This new fictional enterprise is set to run and run. Unfortunately. Already there is a sequel in the pipeline, and a website. Hodder have made a shrewd commercial decision that a series about child spies, however poorly written, will be a guaranteed success if it offers plentiful dangerous action and officially approved destructive activity, but stays just – and only just – within acceptable limits of violence, vandalism, bloody assault, and sex.
CHERUB is a British Government organisation, part of the security services, made up entirely of children. Its rationale is that children can penetrate criminal or terrorist circles where any adult agent would fall under suspicion, and thus collect intelligence with impunity. The cover tells us ‘CHERUB is not James Bond. There are no master criminals or high-tech gadgets. CHERUB kids live in the real world.’ This book is therefore quite unlike Anthony Horowitz’s exciting but also witty and funny James Bond spoof, Stormbreaker. There is no parody in CHERUB: The Recruit, and not much wit or humour, unless four boy agents peeing in unison from a hotel balcony to amuse their girl associates counts as wit.
All the children are orphans or family rejects, and if they pass their basic training they are active operators from 10 to 17, living between missions in a secret boarding school for spies. The recruit in this first book is 12-year-old James Adams, and this is the story of his conscription, basic training and first mission. Living conditions off duty are sumptuous, but work is brutally tough. Worst of all is the three-month basic training, when James and seven (soon five) others are confined in a comfortless compound under a sadistic instructor called Large. When James falls out with his partner Kerry (an 11-year-old girl) their punishment is to be turned outdoors into the freezing compound on Christmas night in their underwear.
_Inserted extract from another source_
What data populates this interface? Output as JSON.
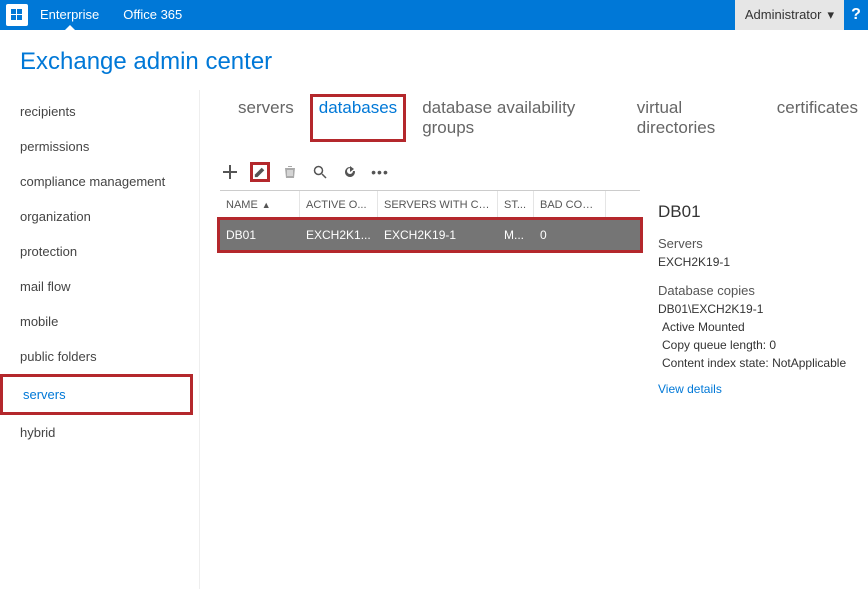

The sanctioned bullying and vandalism are the novel’s most unpleasant feature. Usually these incur some belated official disapproval of a low-key kind, rather like a tabloid’s small print apology for some discredited headline lie, but the grounds for reproof are pragmatic, not moral. It isn’t that they’re wrong, but they imperil CHERUB’S security.
Is this indeed the ‘real world’? One hopes not, but knowing what we now do about child soldiers across the world, and also about western lack of scruple, has lowered the credulity barrier in recent times. CHERUB of course is still a fantasy, but it seductively glamorises and legitimates some odious behaviour that is all too real.